Source records =>
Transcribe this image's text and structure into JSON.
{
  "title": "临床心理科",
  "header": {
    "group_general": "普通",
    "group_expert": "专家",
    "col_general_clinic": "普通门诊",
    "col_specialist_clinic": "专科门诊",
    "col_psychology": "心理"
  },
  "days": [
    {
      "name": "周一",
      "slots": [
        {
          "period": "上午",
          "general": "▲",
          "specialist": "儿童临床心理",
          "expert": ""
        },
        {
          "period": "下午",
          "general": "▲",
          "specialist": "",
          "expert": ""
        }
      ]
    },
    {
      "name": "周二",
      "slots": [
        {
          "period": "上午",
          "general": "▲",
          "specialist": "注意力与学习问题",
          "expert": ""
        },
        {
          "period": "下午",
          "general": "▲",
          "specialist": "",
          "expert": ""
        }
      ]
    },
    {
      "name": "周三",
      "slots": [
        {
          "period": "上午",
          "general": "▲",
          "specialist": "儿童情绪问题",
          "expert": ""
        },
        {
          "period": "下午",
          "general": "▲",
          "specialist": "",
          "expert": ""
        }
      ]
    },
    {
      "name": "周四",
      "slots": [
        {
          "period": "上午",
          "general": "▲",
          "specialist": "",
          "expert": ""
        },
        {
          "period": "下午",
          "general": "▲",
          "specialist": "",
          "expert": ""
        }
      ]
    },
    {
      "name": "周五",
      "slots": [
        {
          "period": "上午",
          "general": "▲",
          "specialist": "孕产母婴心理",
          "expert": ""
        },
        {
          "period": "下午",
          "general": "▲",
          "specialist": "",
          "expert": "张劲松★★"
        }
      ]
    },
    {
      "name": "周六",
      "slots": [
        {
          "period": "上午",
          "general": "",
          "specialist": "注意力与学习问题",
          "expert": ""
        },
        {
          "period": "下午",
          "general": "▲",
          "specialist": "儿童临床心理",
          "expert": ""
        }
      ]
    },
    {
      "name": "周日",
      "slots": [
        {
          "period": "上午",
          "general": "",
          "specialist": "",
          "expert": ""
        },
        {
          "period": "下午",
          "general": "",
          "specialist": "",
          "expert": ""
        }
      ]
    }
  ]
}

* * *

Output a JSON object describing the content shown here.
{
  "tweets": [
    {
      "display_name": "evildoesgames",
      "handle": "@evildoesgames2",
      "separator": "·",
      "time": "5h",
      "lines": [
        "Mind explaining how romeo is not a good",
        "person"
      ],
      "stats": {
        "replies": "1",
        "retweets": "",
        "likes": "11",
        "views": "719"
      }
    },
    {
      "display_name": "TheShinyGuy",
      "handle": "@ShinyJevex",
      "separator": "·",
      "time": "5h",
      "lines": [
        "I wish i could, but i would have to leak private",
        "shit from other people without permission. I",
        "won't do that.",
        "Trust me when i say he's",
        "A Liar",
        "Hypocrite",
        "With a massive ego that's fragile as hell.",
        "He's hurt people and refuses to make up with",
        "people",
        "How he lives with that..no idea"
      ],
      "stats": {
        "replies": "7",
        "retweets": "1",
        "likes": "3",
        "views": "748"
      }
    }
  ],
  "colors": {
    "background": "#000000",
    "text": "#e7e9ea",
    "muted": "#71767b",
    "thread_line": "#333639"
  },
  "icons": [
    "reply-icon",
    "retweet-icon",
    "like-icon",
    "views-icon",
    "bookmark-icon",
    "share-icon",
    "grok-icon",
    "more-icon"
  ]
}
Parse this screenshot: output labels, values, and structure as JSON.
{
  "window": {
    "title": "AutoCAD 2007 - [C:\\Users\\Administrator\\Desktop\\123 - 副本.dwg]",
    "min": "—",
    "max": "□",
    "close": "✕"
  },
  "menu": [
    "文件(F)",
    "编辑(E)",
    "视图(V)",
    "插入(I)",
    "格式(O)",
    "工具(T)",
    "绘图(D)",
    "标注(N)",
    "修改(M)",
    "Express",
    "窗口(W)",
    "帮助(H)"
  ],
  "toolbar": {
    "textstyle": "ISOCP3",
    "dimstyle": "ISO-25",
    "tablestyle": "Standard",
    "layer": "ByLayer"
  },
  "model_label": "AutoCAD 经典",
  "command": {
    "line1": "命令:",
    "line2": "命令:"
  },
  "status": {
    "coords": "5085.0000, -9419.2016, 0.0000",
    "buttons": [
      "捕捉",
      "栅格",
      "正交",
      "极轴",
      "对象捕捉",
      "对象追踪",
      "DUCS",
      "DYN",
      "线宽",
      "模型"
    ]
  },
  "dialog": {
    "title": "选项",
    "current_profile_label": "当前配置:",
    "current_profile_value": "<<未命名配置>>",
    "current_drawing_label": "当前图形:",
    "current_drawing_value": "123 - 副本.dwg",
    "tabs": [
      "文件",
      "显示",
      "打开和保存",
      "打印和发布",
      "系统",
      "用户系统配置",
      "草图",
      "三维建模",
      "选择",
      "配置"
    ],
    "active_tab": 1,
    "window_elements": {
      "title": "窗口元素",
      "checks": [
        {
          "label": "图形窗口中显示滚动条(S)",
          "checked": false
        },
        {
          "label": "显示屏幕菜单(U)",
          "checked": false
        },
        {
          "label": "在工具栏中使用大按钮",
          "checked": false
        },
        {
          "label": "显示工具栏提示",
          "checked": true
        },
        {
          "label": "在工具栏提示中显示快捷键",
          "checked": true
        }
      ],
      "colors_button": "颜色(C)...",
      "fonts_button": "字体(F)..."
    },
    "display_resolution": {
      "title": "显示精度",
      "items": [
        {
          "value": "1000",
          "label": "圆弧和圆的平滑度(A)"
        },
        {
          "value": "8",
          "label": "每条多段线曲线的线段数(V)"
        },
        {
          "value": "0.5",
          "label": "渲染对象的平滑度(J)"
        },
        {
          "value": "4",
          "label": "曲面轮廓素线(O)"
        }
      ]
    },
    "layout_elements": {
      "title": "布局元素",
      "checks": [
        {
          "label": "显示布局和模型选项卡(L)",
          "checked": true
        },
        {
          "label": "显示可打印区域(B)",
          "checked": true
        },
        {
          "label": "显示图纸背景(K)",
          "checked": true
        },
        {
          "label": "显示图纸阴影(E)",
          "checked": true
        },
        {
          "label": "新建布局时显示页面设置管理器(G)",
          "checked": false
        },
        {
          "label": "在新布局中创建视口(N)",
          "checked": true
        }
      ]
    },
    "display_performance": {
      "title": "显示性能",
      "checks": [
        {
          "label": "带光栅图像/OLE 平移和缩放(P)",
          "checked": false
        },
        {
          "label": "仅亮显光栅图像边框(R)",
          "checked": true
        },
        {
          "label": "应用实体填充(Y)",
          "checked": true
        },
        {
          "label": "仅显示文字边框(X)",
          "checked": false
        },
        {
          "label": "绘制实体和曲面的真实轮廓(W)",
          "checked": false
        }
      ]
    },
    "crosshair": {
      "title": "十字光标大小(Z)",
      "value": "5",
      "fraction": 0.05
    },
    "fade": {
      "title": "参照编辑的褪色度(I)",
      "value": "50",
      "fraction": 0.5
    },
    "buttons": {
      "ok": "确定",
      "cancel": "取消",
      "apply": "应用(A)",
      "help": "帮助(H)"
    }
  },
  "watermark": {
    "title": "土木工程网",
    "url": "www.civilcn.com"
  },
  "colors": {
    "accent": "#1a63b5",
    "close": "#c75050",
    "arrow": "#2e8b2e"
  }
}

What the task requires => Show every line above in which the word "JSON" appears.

Problem solution =>
Transcribe this image's text and structure into JSON.
Output a JSON object describing the content shown here.
Parse this screenshot: output labels, values, and structure as JSON.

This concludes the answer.